● **RECORDS SUPPLIED**
-.-.-
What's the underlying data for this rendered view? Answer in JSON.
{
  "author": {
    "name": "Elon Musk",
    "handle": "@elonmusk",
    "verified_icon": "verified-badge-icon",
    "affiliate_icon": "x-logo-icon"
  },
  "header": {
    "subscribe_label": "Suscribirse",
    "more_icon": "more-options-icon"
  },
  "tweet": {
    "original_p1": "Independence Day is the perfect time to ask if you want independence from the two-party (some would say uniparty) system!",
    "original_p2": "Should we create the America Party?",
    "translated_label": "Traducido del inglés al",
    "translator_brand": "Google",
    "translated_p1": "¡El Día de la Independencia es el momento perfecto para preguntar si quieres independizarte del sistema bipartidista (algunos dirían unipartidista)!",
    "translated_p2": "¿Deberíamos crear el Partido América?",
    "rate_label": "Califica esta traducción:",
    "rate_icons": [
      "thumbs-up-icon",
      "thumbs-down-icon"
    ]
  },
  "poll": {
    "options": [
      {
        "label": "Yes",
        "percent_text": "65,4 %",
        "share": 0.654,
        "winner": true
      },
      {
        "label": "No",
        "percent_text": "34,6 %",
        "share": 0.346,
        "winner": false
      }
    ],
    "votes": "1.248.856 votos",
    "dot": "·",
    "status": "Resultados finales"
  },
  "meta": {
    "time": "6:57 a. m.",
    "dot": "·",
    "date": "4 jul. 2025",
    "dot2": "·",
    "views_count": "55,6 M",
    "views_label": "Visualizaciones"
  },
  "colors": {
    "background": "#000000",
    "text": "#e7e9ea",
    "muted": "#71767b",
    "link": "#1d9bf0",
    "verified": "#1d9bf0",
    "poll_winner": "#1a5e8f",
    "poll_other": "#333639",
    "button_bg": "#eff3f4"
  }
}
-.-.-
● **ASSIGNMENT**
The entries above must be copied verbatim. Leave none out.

● **ANSWER SECTION**
What's the underlying data for this rendered view? Answer in JSON.
{
  "author": {
    "name": "Elon Musk",
    "handle": "@elonmusk",
    "verified_icon": "verified-badge-icon",
    "affiliate_icon": "x-logo-icon"
  },
  "header": {
    "subscribe_label": "Suscribirse",
    "more_icon": "more-options-icon"
  },
  "tweet": {
    "original_p1": "Independence Day is the perfect time to ask if you want independence from the two-party (some would say uniparty) system!",
    "original_p2": "Should we create the America Party?",
    "translated_label": "Traducido del inglés al",
    "translator_brand": "Google",
    "translated_p1": "¡El Día de la Independencia es el momento perfecto para preguntar si quieres independizarte del sistema bipartidista (algunos dirían unipartidista)!",
    "translated_p2": "¿Deberíamos crear el Partido América?",
    "rate_label": "Califica esta traducción:",
    "rate_icons": [
      "thumbs-up-icon",
      "thumbs-down-icon"
    ]
  },
  "poll": {
    "options": [
      {
        "label": "Yes",
        "percent_text": "65,4 %",
        "share": 0.654,
        "winner": true
      },
      {
        "label": "No",
        "percent_text": "34,6 %",
        "share": 0.346,
        "winner": false
      }
    ],
    "votes": "1.248.856 votos",
    "dot": "·",
    "status": "Resultados finales"
  },
  "meta": {
    "time": "6:57 a. m.",
    "dot": "·",
    "date": "4 jul. 2025",
    "dot2": "·",
    "views_count": "55,6 M",
    "views_label": "Visualizaciones"
  },
  "colors": {
    "background": "#000000",
    "text": "#e7e9ea",
    "muted": "#71767b",
    "link": "#1d9bf0",
    "verified": "#1d9bf0",
    "poll_winner": "#1a5e8f",
    "poll_other": "#333639",
    "button_bg": "#eff3f4"
  }
}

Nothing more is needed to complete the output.